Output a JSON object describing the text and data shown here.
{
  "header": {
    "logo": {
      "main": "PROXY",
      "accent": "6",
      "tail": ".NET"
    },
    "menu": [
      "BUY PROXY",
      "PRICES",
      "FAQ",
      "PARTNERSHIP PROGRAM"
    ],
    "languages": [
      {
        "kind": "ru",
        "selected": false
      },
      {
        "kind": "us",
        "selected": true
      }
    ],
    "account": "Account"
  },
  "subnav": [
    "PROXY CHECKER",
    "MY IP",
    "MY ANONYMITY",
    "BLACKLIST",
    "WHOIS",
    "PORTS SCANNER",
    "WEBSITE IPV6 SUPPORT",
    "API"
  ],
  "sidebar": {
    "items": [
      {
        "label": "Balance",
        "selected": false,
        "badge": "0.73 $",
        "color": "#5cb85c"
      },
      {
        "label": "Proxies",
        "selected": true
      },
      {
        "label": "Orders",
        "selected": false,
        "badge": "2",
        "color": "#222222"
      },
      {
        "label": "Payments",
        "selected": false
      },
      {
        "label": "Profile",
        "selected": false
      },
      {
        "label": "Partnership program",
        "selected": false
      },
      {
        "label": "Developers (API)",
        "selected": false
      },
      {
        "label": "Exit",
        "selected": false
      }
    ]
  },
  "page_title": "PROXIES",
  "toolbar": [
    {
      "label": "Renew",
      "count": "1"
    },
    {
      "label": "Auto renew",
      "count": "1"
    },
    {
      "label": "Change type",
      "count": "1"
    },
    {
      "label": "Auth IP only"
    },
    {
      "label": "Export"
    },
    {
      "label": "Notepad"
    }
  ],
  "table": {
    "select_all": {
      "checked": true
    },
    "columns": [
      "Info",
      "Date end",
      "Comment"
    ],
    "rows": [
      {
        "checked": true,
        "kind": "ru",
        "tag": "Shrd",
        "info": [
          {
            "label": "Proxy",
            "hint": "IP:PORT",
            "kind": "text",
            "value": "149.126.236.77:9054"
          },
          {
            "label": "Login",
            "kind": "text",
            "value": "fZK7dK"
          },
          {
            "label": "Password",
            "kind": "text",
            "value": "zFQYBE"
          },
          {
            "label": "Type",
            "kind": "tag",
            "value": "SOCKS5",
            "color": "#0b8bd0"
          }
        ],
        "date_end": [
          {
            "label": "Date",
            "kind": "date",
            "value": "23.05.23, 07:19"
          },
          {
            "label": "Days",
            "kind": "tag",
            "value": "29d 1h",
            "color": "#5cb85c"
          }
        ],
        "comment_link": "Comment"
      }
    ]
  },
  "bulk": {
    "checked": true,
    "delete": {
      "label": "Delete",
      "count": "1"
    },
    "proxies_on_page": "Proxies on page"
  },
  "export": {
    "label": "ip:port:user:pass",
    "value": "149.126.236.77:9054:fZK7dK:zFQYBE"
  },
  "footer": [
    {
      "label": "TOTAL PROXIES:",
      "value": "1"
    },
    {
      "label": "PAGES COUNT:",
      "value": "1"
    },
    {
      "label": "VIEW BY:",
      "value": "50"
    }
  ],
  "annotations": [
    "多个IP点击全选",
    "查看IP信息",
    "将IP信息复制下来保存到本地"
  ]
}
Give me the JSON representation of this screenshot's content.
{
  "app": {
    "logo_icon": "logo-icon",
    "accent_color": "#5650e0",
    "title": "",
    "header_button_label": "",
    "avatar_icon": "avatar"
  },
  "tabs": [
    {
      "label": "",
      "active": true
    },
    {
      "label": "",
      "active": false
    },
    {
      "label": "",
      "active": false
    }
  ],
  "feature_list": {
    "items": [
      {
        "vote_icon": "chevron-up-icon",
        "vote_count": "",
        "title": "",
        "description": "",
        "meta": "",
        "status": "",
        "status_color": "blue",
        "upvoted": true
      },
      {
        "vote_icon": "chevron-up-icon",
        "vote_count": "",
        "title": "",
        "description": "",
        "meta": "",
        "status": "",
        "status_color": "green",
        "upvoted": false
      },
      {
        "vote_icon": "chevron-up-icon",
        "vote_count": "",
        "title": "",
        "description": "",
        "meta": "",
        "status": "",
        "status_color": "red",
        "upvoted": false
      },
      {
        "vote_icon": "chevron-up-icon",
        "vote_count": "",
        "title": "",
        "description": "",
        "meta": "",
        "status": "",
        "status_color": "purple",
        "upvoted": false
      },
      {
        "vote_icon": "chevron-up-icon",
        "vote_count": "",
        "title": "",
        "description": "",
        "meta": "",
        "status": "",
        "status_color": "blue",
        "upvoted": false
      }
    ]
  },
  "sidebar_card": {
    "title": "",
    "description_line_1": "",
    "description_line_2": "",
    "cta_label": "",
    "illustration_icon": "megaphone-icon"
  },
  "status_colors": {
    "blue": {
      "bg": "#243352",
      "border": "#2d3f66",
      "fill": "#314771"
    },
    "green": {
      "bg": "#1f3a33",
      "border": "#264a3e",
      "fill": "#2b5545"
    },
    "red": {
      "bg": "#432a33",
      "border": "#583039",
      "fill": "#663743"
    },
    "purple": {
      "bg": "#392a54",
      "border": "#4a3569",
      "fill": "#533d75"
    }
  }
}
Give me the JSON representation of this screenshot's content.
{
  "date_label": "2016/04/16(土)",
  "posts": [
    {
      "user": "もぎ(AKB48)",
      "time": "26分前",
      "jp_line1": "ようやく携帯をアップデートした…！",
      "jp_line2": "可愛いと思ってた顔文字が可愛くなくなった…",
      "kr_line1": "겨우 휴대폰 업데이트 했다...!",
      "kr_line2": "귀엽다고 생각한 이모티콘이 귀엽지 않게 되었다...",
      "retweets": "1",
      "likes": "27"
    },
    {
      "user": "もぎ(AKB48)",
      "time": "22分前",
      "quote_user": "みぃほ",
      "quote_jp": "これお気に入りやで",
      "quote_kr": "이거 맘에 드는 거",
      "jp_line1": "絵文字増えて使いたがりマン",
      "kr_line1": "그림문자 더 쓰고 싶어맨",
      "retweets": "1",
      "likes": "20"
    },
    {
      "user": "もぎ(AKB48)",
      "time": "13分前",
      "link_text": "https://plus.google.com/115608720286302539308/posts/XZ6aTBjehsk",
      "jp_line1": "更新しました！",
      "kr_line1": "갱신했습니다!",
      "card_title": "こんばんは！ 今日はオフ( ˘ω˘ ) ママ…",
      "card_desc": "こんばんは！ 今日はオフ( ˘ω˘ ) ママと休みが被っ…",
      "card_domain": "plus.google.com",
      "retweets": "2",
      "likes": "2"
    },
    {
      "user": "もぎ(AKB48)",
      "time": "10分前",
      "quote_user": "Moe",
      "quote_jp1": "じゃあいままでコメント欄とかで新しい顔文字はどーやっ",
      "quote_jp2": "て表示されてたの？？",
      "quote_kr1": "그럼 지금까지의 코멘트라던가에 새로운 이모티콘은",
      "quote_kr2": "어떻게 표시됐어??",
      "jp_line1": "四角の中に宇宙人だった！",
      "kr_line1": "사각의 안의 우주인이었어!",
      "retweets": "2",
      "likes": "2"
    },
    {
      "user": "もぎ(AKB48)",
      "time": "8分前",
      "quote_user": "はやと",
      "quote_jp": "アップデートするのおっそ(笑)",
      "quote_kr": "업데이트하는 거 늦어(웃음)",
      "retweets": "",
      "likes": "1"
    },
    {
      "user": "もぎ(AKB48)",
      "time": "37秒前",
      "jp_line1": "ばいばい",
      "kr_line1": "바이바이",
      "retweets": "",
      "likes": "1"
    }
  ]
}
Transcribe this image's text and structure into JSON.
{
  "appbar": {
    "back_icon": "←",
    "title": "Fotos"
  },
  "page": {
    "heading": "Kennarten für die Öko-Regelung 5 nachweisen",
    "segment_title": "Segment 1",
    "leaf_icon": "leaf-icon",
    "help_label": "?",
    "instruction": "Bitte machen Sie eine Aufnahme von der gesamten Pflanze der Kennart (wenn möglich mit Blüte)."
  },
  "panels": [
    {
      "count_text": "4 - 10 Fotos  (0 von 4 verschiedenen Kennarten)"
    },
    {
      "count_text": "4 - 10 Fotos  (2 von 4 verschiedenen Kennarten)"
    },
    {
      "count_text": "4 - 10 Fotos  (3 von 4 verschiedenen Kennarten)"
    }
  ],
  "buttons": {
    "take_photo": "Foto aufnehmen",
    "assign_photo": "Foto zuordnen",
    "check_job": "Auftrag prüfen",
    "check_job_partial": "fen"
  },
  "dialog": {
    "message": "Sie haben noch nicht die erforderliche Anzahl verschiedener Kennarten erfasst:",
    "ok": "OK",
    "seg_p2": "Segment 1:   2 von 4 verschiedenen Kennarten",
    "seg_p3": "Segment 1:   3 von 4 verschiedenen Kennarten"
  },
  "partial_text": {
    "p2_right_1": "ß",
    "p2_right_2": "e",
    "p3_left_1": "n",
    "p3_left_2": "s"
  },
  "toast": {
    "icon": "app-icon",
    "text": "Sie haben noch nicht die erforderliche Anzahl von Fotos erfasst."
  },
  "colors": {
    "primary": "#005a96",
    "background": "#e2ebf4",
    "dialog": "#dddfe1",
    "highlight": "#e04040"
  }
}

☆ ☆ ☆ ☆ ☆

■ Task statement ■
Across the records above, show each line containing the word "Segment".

■ Output of the task ■
    "segment_title": "Segment 1",
    "seg_p2": "Segment 1:   2 von 4 verschiedenen Kennarten",
    "seg_p3": "Segment 1:   3 von 4 verschiedenen Kennarten"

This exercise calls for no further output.